The exact point I was trying to draw out is that it wasn't the "rules" that some club or school imposed that drove dressing standards, it was the cultural norms - the unwritten rules that everyone internalizes - that drove dressing standards.
Today, we'd call it the narrative or meme - but whatever you call it, say a social convention, dressing well was so consciously and subconsciously accepted back then that a homeless man would sincerely want a tie and a kind person would genuinely think it a good thing to give him one.
That is amazing to today's thinking, which, to your point (I think, don't want to speak for you), is because "presentism" prevents us from fully appreciation the powerful conventions around the dressing standards of that time.
Today's culture is much more fragmented than 70 years ago. So instead of a (more or less) monolithic definition of properly-dressed, today there are 50 definitions, and you have to be smart as to the particular social milieu you're appealing to.
I've made that simple; I appeal to mine!
It didn’t die. It changed. Most of us are addicted to a single point in time. It was way different before trad came along
I suppose one can regard "please do not arrive undressed" as a dress code of sorts, even if a sadly impoverished one.
In any case, trad was and is nothing more that an organic contribution of slightly more relaxed alternatives into the preexisting and continuing classic Anglo-American sartorial tradition.
"It was way different before trad came along."
That sounds interesting. How so?
Take heart American brethren,
for most of the world, this is a non issue.
I have lived on several continents, with school age children.
In South Africa, Kenya and Pakistan, all school age children wear uniforms. No debate. School = uniform. Great!
My daughter attended public school in the UK and uniforms were the norm with the exception of 6th form where learners in their final year were allowed to wear traditional business suits. The dress code was rigidly enforced. On the flip side, Upper School learners were allowed to drink alcohol on campus under closely monitored conditions, at the campus “BOP”. Such a concept was completely alien to this American parent.

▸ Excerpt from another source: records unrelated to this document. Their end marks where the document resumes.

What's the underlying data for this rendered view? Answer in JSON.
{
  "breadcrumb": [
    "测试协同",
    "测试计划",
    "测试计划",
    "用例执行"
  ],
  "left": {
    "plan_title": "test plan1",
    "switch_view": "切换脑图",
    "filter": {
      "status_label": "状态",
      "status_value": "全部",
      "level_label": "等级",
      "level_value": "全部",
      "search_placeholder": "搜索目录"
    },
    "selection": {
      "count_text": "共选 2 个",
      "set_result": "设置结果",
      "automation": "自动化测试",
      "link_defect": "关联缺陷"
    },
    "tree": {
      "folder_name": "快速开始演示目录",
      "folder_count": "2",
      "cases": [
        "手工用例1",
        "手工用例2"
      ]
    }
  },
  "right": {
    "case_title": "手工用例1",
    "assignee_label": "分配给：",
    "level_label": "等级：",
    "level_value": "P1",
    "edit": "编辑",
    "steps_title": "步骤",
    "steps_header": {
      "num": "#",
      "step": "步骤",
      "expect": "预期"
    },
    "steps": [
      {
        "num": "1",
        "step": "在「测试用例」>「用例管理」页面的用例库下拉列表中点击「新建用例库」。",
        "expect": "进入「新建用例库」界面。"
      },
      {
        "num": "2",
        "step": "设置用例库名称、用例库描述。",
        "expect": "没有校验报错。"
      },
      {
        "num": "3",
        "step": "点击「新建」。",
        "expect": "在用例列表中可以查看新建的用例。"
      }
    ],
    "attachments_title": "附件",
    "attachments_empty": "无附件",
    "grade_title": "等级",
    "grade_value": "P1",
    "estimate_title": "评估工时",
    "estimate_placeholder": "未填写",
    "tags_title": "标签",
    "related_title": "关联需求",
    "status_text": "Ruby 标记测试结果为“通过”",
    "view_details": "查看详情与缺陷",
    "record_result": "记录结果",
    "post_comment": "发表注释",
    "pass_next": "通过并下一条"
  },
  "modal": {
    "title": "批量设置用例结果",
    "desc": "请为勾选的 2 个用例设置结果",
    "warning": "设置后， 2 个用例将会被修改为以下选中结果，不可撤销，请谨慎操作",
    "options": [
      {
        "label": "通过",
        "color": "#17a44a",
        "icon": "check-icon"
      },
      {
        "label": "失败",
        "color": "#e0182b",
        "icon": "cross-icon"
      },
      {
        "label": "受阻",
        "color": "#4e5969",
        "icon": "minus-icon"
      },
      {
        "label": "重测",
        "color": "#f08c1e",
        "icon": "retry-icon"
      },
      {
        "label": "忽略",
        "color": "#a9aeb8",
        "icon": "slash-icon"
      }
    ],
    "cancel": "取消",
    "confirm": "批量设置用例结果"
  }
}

My observations....school uniforms eliminate the student “dress to impress” problem, with all students wearing the same same every day. I found uniforms to be far less expensive than other types of clothing and school uniform swaps often resulted in virtually free dress for my offspring after an initial investment in one or two suits of clothes. Donning a uniform provided my children with an opportunity to prepare mentally for the school day, never needing concern themselves with “what to wear” each morning. I observed that uniforms created a sense of school pride with children from various schools being easily identifiable by their school kit with old boy/girls continuing to don their school colors at events for decades after leaving. Finally, uniforms created an environment which fostered learning, eliminating all distractions relating to pajamas, visible underwear, short shorts, low riding trousers, £350 trainers, hair the colors of the rainbow, etc.
The educational environment has many places to encourage youthful self expression including art, music, literature, theater, and sport.
If one wants their child to wear a school uniform, send them to a public, private or parochial school that requires one. Simple.
I graduated high school in 96, and have no memories of ever wearing anything but whatever I felt like to school (and I'm even including elementary school). Shorts, t-shirts, and ugly nikes were my norm up until high school, at which point I discovered jeans and boots.
I attempted to dress a bit better when I was in law school (we're talking about an upgrade to polos and less ugly sneakers), and I rarely saw students in anything better unless it was for a specific reason (moot court competition, etc).
My point - dress codes in school largely died a long time ago.
And know what? Despite this, I grew up to be a well dressed adult, without ever feel uncomfortable about it. I think you guys are wringing hands over this too much.